It still didn’t occur to him when the Camry sped up and cut him off, forcing him to park – that only seemed to infuriate him further.

It only began to dawn on him when a a very black man in green camouflage pants and black boots emerged from the passenger side of the car clutching a horswehip.

It had clearly dawned on him when he began to struggle with the seatbelt.

And by the time the soldier who had biceps that looked like miniature wine barrels had dragged him from the bus and he was yelping “officer abeg”, it was clear he was in major trouble.

The officer seemed to be in a good mood afterall and let him off lightly with five slaps and ten lashes of the whip. It was the first time I had ever seen a grown man cry after a beating and he alternatively sniffed and wiped his eyes all the way to our destination. When a Golf wrongly overtook him near the bus stop, he did not say a word.

Or once, my sister and I had just left church and were heading to the airport to pick her husband who had just flown in from Abuja. I hadn’t learnt how to drive yet so she was driving, humming a song as she drove and generally carrying the aura of holiness from church when she suddenly had to swerve to avoid a pothole she had barely spotted, in the process nearly grazing a beat up Maxima on the other lane.
“Sorry!” she called to the driver, waving in apology. “I was trying to avoid a pothole!”

The beat up driver was having none of that.

“Are you mad? How can you be driving recklessly like that? If you don’t know how to drive then park this your jalopy and stop causing accidents all over LAgos!”

I could see that my sister’s initial apologetic disposition had faded to slight anger but we were just coming from church so she decided to keep her tongue and ask herself “what would Jesus do?”. The beat up man kept right on – while both cars were still in motion.

“All these women who feel they must drive because their husbands have cars. You won’t stay at home just be jumping around causing problems.”

My sister started humming “Jesus is the answer for the world today.”

“Nonsense. Better go back to driving school. Only goodness knows who you slept with for a drivers license.”

My sister’s knuckles were nearly white from gripping the steering wheel. I knew if the guys said one more word, she would explode.

“Bloody lezb1an!”

You know those points in cetain Hollywood movies when someone says something shocking and you hear a record scratch followed by uncomfortable silence? I heard that that moment. Or maybe it was the sound of the tires screeching as my sister suddenly slammed on the brakes.

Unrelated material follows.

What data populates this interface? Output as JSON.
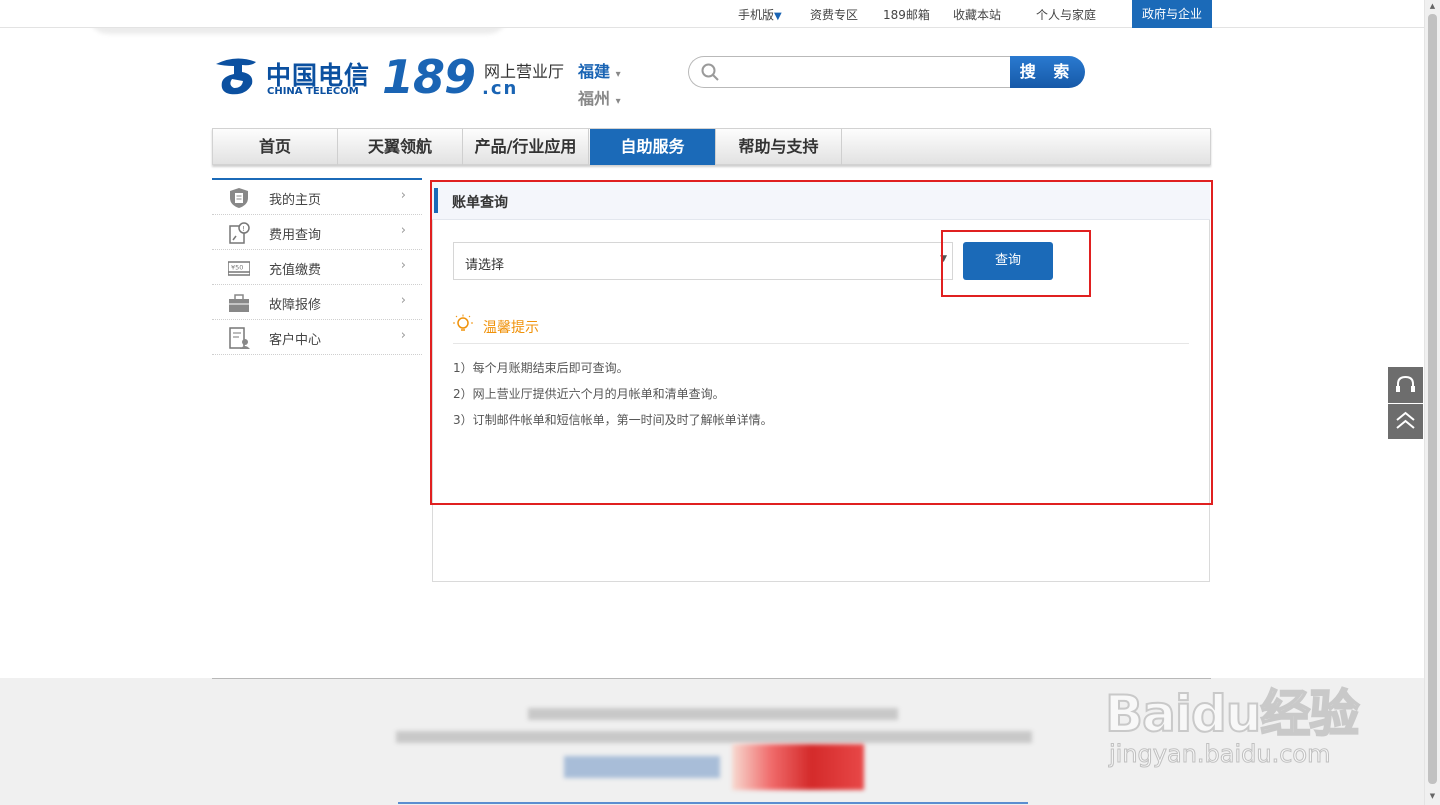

Then she accelerated, blocked off the Maxima, got out and headed from the car. Fromt he rear view mirror, I could see the mask of amazement and surprise on the beat up man’s face.

“Me! Lezb1an abi! You will explain to me today which of the female members of your family has been doing me.”

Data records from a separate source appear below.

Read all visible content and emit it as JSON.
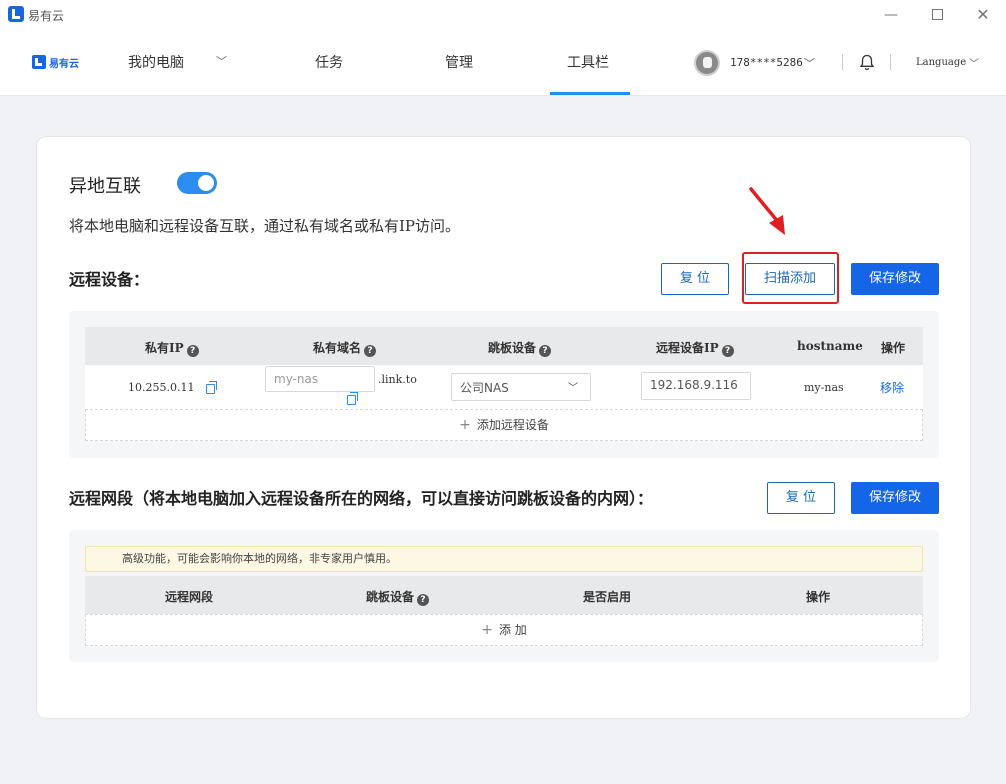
{
  "window": {
    "title": "易有云"
  },
  "nav": {
    "logo_text": "易有云",
    "my_pc": "我的电脑",
    "task": "任务",
    "manage": "管理",
    "toolbar": "工具栏",
    "user_phone": "178****5286",
    "language": "Language"
  },
  "section": {
    "title": "异地互联",
    "enabled": true,
    "description": "将本地电脑和远程设备互联，通过私有域名或私有IP访问。"
  },
  "remote_devices": {
    "title": "远程设备：",
    "reset_label": "复 位",
    "scan_add_label": "扫描添加",
    "save_label": "保存修改",
    "columns": {
      "private_ip": "私有IP",
      "private_domain": "私有域名",
      "jump_device": "跳板设备",
      "remote_ip": "远程设备IP",
      "hostname": "hostname",
      "action": "操作"
    },
    "rows": [
      {
        "private_ip": "10.255.0.11",
        "domain_placeholder": "my-nas",
        "domain_suffix": ".link.to",
        "jump_device": "公司NAS",
        "remote_ip": "192.168.9.116",
        "hostname": "my-nas",
        "action": "移除"
      }
    ],
    "add_label": "添加远程设备"
  },
  "remote_segments": {
    "title": "远程网段（将本地电脑加入远程设备所在的网络，可以直接访问跳板设备的内网）：",
    "reset_label": "复 位",
    "save_label": "保存修改",
    "warning": "高级功能，可能会影响你本地的网络，非专家用户慎用。",
    "columns": {
      "segment": "远程网段",
      "jump_device": "跳板设备",
      "enabled": "是否启用",
      "action": "操作"
    },
    "add_label": "添 加"
  },
  "colors": {
    "accent": "#1465e8",
    "highlight": "#e02020"
  }
}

My sister is a – well – formidable woman. And the beat up man looked like Saka suffering from malnutrition. It was all I could to drag her away from the man who was trying to shrink into his car seat while muttering “no, no, no..it was a mistake…” It made a huge impression on me, how quickly people get angry while driving and I resolved that when I started driving, I would not let that kind of anger get the better of me.

That was, of course, till the first time I actually drove my father’s car out to go buy diesel for the generator. I was turning out of the street into the adjoining street when a white Jetta sped across, hitting the front bumper and knocking out the left headlamp.
The anger welled up in me faster than the speed of light.

I leaned out of the window.

And yelled.

“Bloody lezb1an!”


By Senb Kageyoshi